## What this task involves
For this exercise, copy the data exactly and omit any images.

*** Exercise material ***

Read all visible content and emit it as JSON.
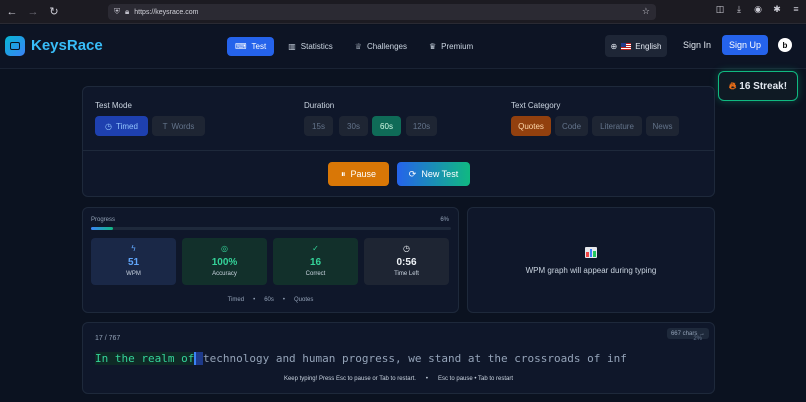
{
  "browser": {
    "url": "https://keysrace.com"
  },
  "header": {
    "brand": "KeysRace",
    "nav": [
      {
        "label": "Test",
        "icon": "keyboard-icon"
      },
      {
        "label": "Statistics",
        "icon": "bar-chart-icon"
      },
      {
        "label": "Challenges",
        "icon": "trophy-icon"
      },
      {
        "label": "Premium",
        "icon": "crown-icon"
      }
    ],
    "language": "English",
    "sign_in": "Sign In",
    "sign_up": "Sign Up",
    "avatar_letter": "b"
  },
  "streak": {
    "label": "16 Streak!"
  },
  "settings": {
    "test_mode_title": "Test Mode",
    "modes": [
      "Timed",
      "Words"
    ],
    "duration_title": "Duration",
    "durations": [
      "15s",
      "30s",
      "60s",
      "120s"
    ],
    "category_title": "Text Category",
    "categories": [
      "Quotes",
      "Code",
      "Literature",
      "News"
    ],
    "pause_label": "Pause",
    "new_test_label": "New Test"
  },
  "progress": {
    "label": "Progress",
    "percent_text": "6%",
    "percent": 6
  },
  "stats": [
    {
      "value": "51",
      "label": "WPM"
    },
    {
      "value": "100%",
      "label": "Accuracy"
    },
    {
      "value": "16",
      "label": "Correct"
    },
    {
      "value": "0:56",
      "label": "Time Left"
    }
  ],
  "meta": [
    "Timed",
    "60s",
    "Quotes"
  ],
  "graph": {
    "placeholder": "WPM graph will appear during typing"
  },
  "typing": {
    "count": "17 / 767",
    "chars_tag": "667 chars →",
    "mini_pct": "2%",
    "typed": "In the realm of",
    "cursor_char": " ",
    "remaining": "technology and human progress, we stand at the crossroads of inf",
    "hint_1": "Keep typing! Press Esc to pause or Tab to restart.",
    "hint_2": "Esc to pause • Tab to restart"
  }
}
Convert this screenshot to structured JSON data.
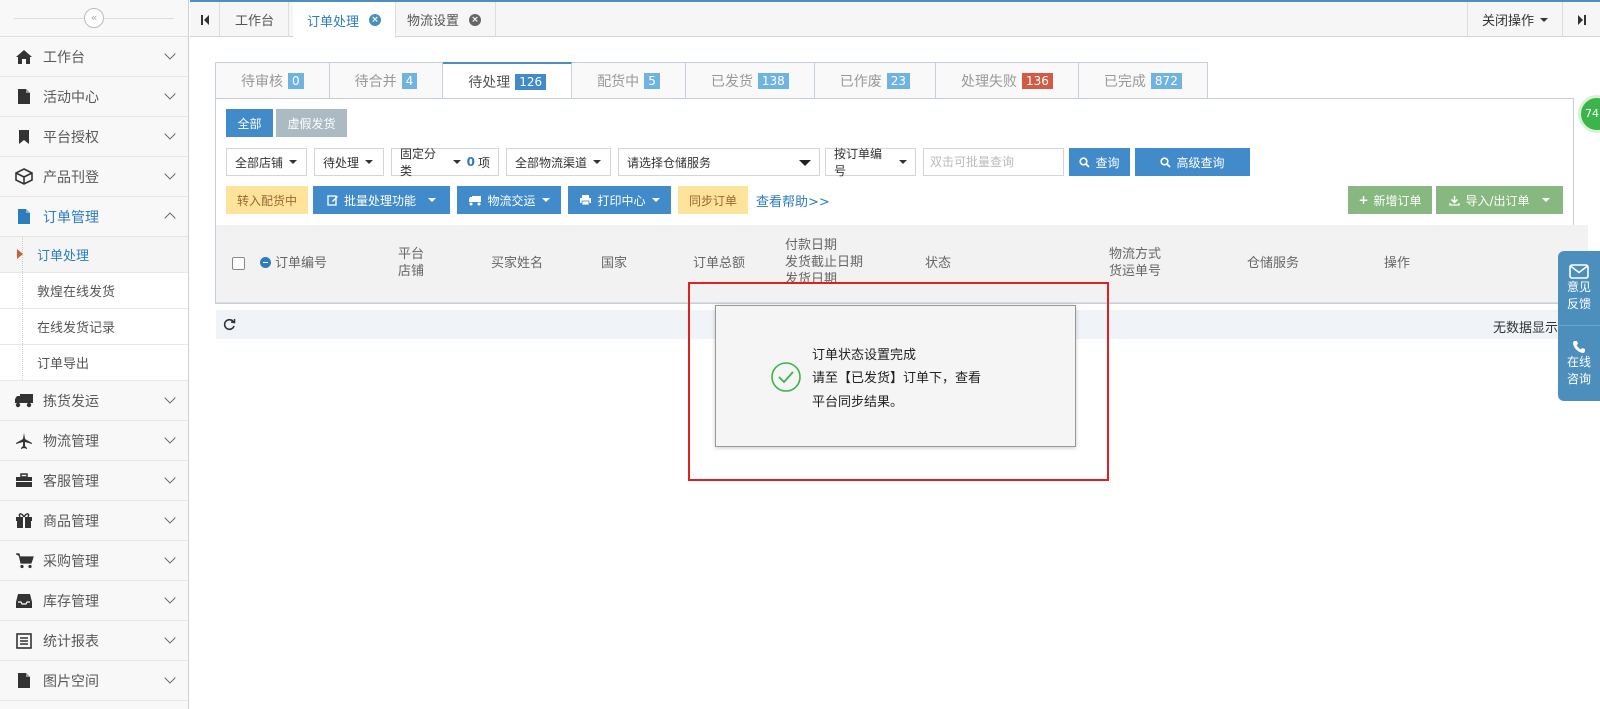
{
  "sidebar": {
    "collapse_glyph": "«",
    "items": [
      {
        "label": "工作台",
        "icon": "home-icon"
      },
      {
        "label": "活动中心",
        "icon": "file-icon"
      },
      {
        "label": "平台授权",
        "icon": "bookmark-icon"
      },
      {
        "label": "产品刊登",
        "icon": "cube-icon"
      },
      {
        "label": "订单管理",
        "icon": "file-icon"
      },
      {
        "label": "拣货发运",
        "icon": "truck-icon"
      },
      {
        "label": "物流管理",
        "icon": "plane-icon"
      },
      {
        "label": "客服管理",
        "icon": "briefcase-icon"
      },
      {
        "label": "商品管理",
        "icon": "gift-icon"
      },
      {
        "label": "采购管理",
        "icon": "cart-icon"
      },
      {
        "label": "库存管理",
        "icon": "inbox-icon"
      },
      {
        "label": "统计报表",
        "icon": "list-icon"
      },
      {
        "label": "图片空间",
        "icon": "file-icon"
      }
    ],
    "sub_items": [
      "订单处理",
      "敦煌在线发货",
      "在线发货记录",
      "订单导出"
    ]
  },
  "topbar": {
    "tabs": [
      {
        "label": "工作台"
      },
      {
        "label": "订单处理"
      },
      {
        "label": "物流设置"
      }
    ],
    "close_ops": "关闭操作"
  },
  "status_tabs": [
    {
      "label": "待审核",
      "count": "0",
      "color": "#6fb3e0"
    },
    {
      "label": "待合并",
      "count": "4",
      "color": "#6fb3e0"
    },
    {
      "label": "待处理",
      "count": "126",
      "color": "#428bca"
    },
    {
      "label": "配货中",
      "count": "5",
      "color": "#6fb3e0"
    },
    {
      "label": "已发货",
      "count": "138",
      "color": "#6fb3e0"
    },
    {
      "label": "已作废",
      "count": "23",
      "color": "#6fb3e0"
    },
    {
      "label": "处理失败",
      "count": "136",
      "color": "#d15b47"
    },
    {
      "label": "已完成",
      "count": "872",
      "color": "#6fb3e0"
    }
  ],
  "filters": {
    "all_btn": "全部",
    "virtual_btn": "虚假发货",
    "shop_select": "全部店铺",
    "status_select": "待处理",
    "category_select": "固定分类",
    "category_count": "0",
    "category_unit": "项",
    "channel_select": "全部物流渠道",
    "warehouse_select": "请选择仓储服务",
    "order_no_select": "按订单编号",
    "search_placeholder": "双击可批量查询",
    "query_btn": "查询",
    "adv_query_btn": "高级查询"
  },
  "actions": {
    "to_picking": "转入配货中",
    "batch": "批量处理功能",
    "logistics": "物流交运",
    "print": "打印中心",
    "sync": "同步订单",
    "help": "查看帮助>>",
    "new_order": "新增订单",
    "import_export": "导入/出订单"
  },
  "table": {
    "headers": {
      "order_no": "订单编号",
      "platform": "平台",
      "shop": "店铺",
      "buyer": "买家姓名",
      "country": "国家",
      "total": "订单总额",
      "pay_date": "付款日期",
      "ship_deadline": "发货截止日期",
      "ship_date": "发货日期",
      "status": "状态",
      "logistics_method": "物流方式",
      "tracking_no": "货运单号",
      "warehouse": "仓储服务",
      "ops": "操作"
    },
    "empty_text": "无数据显示"
  },
  "modal": {
    "title": "订单状态设置完成",
    "line1": "请至【已发货】订单下，查看",
    "line2": "平台同步结果。"
  },
  "float_panel": {
    "feedback_1": "意见",
    "feedback_2": "反馈",
    "consult_1": "在线",
    "consult_2": "咨询",
    "ball_text": "74"
  },
  "colors": {
    "accent": "#4c8fbd",
    "highlight_border": "#e02020",
    "success": "#3bb54a"
  }
}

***

## Task answer
Read all visible content and emit it as JSON.
{
  "browser": {
    "url": "https://keysrace.com"
  },
  "header": {
    "brand": "KeysRace",
    "nav": [
      {
        "label": "Test",
        "icon": "keyboard-icon"
      },
      {
        "label": "Statistics",
        "icon": "bar-chart-icon"
      },
      {
        "label": "Challenges",
        "icon": "trophy-icon"
      },
      {
        "label": "Premium",
        "icon": "crown-icon"
      }
    ],
    "language": "English",
    "sign_in": "Sign In",
    "sign_up": "Sign Up",
    "avatar_letter": "b"
  },
  "streak": {
    "label": "16 Streak!"
  },
  "settings": {
    "test_mode_title": "Test Mode",
    "modes": [
      "Timed",
      "Words"
    ],
    "duration_title": "Duration",
    "durations": [
      "15s",
      "30s",
      "60s",
      "120s"
    ],
    "category_title": "Text Category",
    "categories": [
      "Quotes",
      "Code",
      "Literature",
      "News"
    ],
    "pause_label": "Pause",
    "new_test_label": "New Test"
  },
  "progress": {
    "label": "Progress",
    "percent_text": "6%",
    "percent": 6
  },
  "stats": [
    {
      "value": "51",
      "label": "WPM"
    },
    {
      "value": "100%",
      "label": "Accuracy"
    },
    {
      "value": "16",
      "label": "Correct"
    },
    {
      "value": "0:56",
      "label": "Time Left"
    }
  ],
  "meta": [
    "Timed",
    "60s",
    "Quotes"
  ],
  "graph": {
    "placeholder": "WPM graph will appear during typing"
  },
  "typing": {
    "count": "17 / 767",
    "chars_tag": "667 chars →",
    "mini_pct": "2%",
    "typed": "In the realm of",
    "cursor_char": " ",
    "remaining": "technology and human progress, we stand at the crossroads of inf",
    "hint_1": "Keep typing! Press Esc to pause or Tab to restart.",
    "hint_2": "Esc to pause • Tab to restart"
  }
}
Convert this screenshot to structured JSON data.
{
  "sidebar": {
    "collapse_glyph": "«",
    "items": [
      {
        "label": "工作台",
        "icon": "home-icon"
      },
      {
        "label": "活动中心",
        "icon": "file-icon"
      },
      {
        "label": "平台授权",
        "icon": "bookmark-icon"
      },
      {
        "label": "产品刊登",
        "icon": "cube-icon"
      },
      {
        "label": "订单管理",
        "icon": "file-icon"
      },
      {
        "label": "拣货发运",
        "icon": "truck-icon"
      },
      {
        "label": "物流管理",
        "icon": "plane-icon"
      },
      {
        "label": "客服管理",
        "icon": "briefcase-icon"
      },
      {
        "label": "商品管理",
        "icon": "gift-icon"
      },
      {
        "label": "采购管理",
        "icon": "cart-icon"
      },
      {
        "label": "库存管理",
        "icon": "inbox-icon"
      },
      {
        "label": "统计报表",
        "icon": "list-icon"
      },
      {
        "label": "图片空间",
        "icon": "file-icon"
      }
    ],
    "sub_items": [
      "订单处理",
      "敦煌在线发货",
      "在线发货记录",
      "订单导出"
    ]
  },
  "topbar": {
    "tabs": [
      {
        "label": "工作台"
      },
      {
        "label": "订单处理"
      },
      {
        "label": "物流设置"
      }
    ],
    "close_ops": "关闭操作"
  },
  "status_tabs": [
    {
      "label": "待审核",
      "count": "0",
      "color": "#6fb3e0"
    },
    {
      "label": "待合并",
      "count": "4",
      "color": "#6fb3e0"
    },
    {
      "label": "待处理",
      "count": "126",
      "color": "#428bca"
    },
    {
      "label": "配货中",
      "count": "5",
      "color": "#6fb3e0"
    },
    {
      "label": "已发货",
      "count": "138",
      "color": "#6fb3e0"
    },
    {
      "label": "已作废",
      "count": "23",
      "color": "#6fb3e0"
    },
    {
      "label": "处理失败",
      "count": "136",
      "color": "#d15b47"
    },
    {
      "label": "已完成",
      "count": "872",
      "color": "#6fb3e0"
    }
  ],
  "filters": {
    "all_btn": "全部",
    "virtual_btn": "虚假发货",
    "shop_select": "全部店铺",
    "status_select": "待处理",
    "category_select": "固定分类",
    "category_count": "0",
    "category_unit": "项",
    "channel_select": "全部物流渠道",
    "warehouse_select": "请选择仓储服务",
    "order_no_select": "按订单编号",
    "search_placeholder": "双击可批量查询",
    "query_btn": "查询",
    "adv_query_btn": "高级查询"
  },
  "actions": {
    "to_picking": "转入配货中",
    "batch": "批量处理功能",
    "logistics": "物流交运",
    "print": "打印中心",
    "sync": "同步订单",
    "help": "查看帮助>>",
    "new_order": "新增订单",
    "import_export": "导入/出订单"
  },
  "table": {
    "headers": {
      "order_no": "订单编号",
      "platform": "平台",
      "shop": "店铺",
      "buyer": "买家姓名",
      "country": "国家",
      "total": "订单总额",
      "pay_date": "付款日期",
      "ship_deadline": "发货截止日期",
      "ship_date": "发货日期",
      "status": "状态",
      "logistics_method": "物流方式",
      "tracking_no": "货运单号",
      "warehouse": "仓储服务",
      "ops": "操作"
    },
    "empty_text": "无数据显示"
  },
  "modal": {
    "title": "订单状态设置完成",
    "line1": "请至【已发货】订单下，查看",
    "line2": "平台同步结果。"
  },
  "float_panel": {
    "feedback_1": "意见",
    "feedback_2": "反馈",
    "consult_1": "在线",
    "consult_2": "咨询",
    "ball_text": "74"
  },
  "colors": {
    "accent": "#4c8fbd",
    "highlight_border": "#e02020",
    "success": "#3bb54a"
  }
}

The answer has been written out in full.